> What the task requires: Within the data below, how many lines contain "content"? Reply with the number only.

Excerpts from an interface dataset
:::::

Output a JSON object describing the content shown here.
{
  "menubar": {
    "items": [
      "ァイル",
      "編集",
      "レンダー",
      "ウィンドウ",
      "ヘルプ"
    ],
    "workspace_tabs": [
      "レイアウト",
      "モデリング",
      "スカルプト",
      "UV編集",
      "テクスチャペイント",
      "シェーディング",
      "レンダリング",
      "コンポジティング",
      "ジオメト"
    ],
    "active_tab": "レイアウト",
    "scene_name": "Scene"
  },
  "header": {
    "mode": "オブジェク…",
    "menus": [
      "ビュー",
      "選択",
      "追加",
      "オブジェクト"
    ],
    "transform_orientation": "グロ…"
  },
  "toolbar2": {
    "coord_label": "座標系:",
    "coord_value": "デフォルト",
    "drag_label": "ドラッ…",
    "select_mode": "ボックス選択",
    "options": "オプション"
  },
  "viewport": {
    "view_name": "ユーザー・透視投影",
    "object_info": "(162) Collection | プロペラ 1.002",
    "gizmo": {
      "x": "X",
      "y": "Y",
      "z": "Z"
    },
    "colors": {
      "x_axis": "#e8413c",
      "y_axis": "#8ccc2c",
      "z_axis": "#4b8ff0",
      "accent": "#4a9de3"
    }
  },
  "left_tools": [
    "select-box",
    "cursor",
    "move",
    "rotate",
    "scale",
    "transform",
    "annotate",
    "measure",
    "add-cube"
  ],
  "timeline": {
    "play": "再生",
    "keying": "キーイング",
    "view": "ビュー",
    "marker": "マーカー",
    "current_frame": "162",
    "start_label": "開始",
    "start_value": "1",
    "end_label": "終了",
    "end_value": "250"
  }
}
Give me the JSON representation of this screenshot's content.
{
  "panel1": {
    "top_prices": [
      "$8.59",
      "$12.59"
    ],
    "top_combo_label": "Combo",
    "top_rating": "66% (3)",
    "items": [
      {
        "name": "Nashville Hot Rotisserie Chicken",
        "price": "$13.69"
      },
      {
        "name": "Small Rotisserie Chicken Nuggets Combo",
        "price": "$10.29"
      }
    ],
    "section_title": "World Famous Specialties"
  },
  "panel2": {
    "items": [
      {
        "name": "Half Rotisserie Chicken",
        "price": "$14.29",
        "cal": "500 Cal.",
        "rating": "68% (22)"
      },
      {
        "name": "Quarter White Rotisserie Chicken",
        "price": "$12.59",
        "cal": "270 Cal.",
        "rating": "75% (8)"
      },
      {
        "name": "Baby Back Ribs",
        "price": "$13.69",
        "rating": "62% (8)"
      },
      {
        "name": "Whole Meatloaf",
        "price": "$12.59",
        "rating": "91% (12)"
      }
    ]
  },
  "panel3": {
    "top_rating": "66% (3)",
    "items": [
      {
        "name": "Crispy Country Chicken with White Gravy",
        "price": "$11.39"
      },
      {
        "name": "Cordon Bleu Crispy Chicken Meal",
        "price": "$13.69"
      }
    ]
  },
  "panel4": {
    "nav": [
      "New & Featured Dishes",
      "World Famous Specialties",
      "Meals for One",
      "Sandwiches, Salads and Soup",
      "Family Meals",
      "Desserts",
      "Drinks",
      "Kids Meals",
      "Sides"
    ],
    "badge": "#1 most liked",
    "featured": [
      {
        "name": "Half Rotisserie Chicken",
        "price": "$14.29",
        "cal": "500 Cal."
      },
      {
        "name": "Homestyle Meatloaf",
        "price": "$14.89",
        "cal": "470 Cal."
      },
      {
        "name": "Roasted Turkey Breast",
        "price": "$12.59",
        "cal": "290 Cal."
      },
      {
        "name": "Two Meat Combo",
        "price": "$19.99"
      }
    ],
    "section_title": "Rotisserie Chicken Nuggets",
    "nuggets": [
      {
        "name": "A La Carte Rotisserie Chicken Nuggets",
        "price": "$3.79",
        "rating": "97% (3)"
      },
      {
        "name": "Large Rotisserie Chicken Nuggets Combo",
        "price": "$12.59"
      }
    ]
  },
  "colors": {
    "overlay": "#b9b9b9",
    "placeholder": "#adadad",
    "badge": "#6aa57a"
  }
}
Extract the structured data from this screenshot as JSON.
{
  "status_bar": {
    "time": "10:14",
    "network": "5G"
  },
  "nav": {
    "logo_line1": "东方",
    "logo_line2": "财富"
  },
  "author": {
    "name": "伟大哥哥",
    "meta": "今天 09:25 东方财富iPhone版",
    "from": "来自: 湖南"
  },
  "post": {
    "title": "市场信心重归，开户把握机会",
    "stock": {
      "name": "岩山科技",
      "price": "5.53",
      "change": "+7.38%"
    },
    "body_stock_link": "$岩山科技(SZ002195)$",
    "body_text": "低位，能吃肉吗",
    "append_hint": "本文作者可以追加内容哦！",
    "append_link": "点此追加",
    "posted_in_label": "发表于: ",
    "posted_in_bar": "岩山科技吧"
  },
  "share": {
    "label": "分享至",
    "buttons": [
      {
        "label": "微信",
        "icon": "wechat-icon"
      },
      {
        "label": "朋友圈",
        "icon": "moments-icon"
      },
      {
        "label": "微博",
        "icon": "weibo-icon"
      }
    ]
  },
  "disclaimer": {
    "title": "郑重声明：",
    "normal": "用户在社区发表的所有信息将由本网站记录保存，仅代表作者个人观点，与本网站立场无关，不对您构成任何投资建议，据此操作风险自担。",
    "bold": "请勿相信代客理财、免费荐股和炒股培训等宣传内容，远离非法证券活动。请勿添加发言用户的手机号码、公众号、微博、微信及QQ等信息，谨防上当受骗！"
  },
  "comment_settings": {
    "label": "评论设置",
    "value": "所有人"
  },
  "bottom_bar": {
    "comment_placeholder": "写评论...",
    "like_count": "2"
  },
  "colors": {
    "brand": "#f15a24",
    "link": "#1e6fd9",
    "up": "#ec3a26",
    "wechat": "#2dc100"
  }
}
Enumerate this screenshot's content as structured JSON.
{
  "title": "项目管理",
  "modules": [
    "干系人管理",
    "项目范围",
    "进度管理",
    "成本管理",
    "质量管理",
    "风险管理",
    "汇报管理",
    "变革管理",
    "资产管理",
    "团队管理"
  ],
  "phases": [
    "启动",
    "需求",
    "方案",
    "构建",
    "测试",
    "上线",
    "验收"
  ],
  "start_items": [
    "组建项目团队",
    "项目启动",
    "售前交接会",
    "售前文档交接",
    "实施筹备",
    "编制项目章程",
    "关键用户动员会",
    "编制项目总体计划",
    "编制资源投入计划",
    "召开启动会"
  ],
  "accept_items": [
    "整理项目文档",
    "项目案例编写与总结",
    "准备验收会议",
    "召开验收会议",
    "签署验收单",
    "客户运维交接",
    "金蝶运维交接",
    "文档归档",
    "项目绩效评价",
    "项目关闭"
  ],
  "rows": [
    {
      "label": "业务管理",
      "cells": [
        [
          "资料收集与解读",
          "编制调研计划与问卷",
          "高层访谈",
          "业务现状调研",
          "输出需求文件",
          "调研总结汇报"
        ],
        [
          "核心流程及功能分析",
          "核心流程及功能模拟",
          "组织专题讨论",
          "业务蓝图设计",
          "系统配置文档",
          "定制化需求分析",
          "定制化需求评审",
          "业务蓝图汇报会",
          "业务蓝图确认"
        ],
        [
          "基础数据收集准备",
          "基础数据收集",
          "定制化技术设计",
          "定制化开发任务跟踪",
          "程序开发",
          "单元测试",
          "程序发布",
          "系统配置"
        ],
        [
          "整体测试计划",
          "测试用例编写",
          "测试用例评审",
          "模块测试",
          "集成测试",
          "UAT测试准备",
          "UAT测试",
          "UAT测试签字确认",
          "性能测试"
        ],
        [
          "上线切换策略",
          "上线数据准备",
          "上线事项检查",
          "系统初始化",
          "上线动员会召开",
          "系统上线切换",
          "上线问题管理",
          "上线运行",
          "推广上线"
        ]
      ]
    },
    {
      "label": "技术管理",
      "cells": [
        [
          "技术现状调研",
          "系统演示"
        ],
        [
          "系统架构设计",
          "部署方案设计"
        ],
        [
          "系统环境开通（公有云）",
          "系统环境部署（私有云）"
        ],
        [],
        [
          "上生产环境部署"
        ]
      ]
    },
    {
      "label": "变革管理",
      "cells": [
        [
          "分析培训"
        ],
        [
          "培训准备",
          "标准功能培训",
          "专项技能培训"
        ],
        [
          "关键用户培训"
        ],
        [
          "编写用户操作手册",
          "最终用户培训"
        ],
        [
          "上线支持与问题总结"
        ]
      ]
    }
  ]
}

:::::

> Expected answer: 3